When you live with an implanted device, it is important to be aware of electromagnetic interference, or EMI. EMI happens when the electromagnetic field generated by certain household objects, pieces of heavy equipment and medical equipment/procedures interferes with the way an implantable device works.
Ask your doctor about the best way to avoid EMI, and for answers to any questions you may have about how specific equipment can affect your device.
Medical procedures to avoid
Always inform hospital, clinic and dental staff that you have a neurostimulator. The following procedures produce EMI and are not considered safe for people with implantable devices:
- Microwave diathermy
- MRI/MRA scans for people with certain neurostimulators
- Electrohydraulic lithotripters
- Cobalt machines
- Linear accelerators
Magnetic Resonance (MR) Conditional neurostimulators
MRI technology is used to visualize soft tissue within the body.

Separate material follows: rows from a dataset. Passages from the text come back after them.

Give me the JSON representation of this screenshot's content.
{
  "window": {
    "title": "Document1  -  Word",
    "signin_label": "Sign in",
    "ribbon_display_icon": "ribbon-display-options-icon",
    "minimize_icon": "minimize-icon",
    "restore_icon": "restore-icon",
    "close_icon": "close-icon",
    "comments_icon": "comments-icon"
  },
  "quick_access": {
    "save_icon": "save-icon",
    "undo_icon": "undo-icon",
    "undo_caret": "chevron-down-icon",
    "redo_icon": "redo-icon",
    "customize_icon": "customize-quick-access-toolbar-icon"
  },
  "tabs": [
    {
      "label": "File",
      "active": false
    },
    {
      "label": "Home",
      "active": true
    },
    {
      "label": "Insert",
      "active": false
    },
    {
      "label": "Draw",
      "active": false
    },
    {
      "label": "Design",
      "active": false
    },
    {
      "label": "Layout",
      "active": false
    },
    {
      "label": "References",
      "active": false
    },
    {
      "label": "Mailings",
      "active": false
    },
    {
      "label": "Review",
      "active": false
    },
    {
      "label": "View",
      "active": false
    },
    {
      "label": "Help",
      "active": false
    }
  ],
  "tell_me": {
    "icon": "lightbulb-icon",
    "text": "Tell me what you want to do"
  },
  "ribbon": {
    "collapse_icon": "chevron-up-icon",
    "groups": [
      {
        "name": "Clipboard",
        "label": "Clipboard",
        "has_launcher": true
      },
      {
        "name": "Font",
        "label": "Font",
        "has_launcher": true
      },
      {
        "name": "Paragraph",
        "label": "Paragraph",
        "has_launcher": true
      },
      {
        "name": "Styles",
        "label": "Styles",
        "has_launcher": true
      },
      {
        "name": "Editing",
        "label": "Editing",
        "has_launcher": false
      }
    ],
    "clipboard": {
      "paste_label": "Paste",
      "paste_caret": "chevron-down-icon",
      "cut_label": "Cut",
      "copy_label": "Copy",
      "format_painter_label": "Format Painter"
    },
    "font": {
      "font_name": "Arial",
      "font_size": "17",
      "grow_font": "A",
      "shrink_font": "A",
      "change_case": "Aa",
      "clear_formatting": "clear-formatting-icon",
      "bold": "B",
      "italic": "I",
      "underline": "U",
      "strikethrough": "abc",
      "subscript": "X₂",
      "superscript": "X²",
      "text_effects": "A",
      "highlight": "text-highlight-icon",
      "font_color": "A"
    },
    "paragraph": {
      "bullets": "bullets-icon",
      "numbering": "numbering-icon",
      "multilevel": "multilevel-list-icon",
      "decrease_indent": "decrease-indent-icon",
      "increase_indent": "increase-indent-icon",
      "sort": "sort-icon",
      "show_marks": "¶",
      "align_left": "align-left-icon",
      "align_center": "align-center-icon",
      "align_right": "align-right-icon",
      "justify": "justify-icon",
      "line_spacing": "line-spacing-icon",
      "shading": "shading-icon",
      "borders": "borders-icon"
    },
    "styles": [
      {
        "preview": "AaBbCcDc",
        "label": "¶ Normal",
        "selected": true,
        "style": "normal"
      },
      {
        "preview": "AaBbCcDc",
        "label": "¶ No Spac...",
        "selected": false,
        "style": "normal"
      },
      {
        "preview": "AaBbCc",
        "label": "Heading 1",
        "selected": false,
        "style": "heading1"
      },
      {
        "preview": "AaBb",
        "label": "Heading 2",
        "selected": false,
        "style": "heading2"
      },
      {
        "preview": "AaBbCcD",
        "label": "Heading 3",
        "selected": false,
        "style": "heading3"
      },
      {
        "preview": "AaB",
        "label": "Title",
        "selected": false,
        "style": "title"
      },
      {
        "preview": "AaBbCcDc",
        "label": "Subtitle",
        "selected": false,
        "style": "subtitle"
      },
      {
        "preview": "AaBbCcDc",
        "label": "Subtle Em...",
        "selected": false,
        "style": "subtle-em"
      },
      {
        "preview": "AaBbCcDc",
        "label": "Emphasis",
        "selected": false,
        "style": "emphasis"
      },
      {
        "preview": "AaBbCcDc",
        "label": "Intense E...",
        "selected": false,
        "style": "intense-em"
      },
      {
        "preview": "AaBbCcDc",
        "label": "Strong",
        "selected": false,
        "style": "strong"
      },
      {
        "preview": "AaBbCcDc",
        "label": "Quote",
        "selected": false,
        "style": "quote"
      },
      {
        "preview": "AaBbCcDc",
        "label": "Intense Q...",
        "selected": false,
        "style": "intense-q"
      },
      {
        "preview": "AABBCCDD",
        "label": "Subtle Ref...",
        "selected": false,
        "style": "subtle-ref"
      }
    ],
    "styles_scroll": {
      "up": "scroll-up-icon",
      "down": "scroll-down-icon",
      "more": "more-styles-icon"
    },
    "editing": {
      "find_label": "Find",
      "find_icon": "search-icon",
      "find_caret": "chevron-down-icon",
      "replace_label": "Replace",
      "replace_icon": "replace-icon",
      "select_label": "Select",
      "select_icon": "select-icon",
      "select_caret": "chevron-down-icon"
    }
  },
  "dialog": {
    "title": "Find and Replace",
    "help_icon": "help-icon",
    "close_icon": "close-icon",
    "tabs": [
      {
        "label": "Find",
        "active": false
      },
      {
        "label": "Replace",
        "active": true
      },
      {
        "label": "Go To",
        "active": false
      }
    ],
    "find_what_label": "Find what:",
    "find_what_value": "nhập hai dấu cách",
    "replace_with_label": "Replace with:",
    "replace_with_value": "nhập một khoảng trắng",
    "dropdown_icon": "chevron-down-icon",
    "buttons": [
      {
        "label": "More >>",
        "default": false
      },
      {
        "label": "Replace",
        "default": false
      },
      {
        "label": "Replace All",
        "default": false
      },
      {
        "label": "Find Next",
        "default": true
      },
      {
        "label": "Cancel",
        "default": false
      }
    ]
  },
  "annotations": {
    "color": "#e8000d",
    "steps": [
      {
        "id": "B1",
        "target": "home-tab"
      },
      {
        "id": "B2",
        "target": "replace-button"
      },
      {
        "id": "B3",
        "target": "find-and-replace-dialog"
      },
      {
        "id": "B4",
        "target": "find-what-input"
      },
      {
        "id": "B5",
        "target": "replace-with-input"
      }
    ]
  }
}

MRI scans are considered the imaging modality that offers the most information to medical professionals when making patient diagnosis. MRI is often the preferred imaging choice when diagnosing stroke, cancer, heart-related issues, injuries and many other medical conditions because of the very detailed images it provides, combined with the low risk of radiation.
Some neurostimulators are referred to as “MR Conditional” or “MRI ready.” This means that they are designed to allow you to safely undergo an MRI scan under certain conditions, due to safeguards in the system’s design that protect it from the risks of EMI. By having a neurostimulator implanted that allows MRI scans, you will have access to what many physicians consider their preferred diagnostic tool.
To determine if you are eligible for an MR Conditional scan within approved parameters, consult with your physician.
Be careful of security systems and anti-theft devices
Use caution when approaching anti-theft or security systems and request assistance to bypass the system. If you must proceed, turn off your stimulator and proceed with caution. Move through the device quickly. Once you have passed through the detector or device, be sure to check the status of your IPG. These systems include:
- Theft detectors and anti-theft devices, such as those used at entrances/exits of department stores, libraries, and other public places
- Airport security screening devices
Avoid certain communication equipment
Certain communication equipment may generate enough EMI to interfere with your system if you approach too closely:
- Microwave programmers
- Linear power amplifiers
- High-power amateur transmitters
- High voltage power lines
- Mobile phones
Use caution when approaching this equipment and turn your neurostimulator off if you feel any unusual sensations. Do not turn your neurostimulator on again until you are away from the area.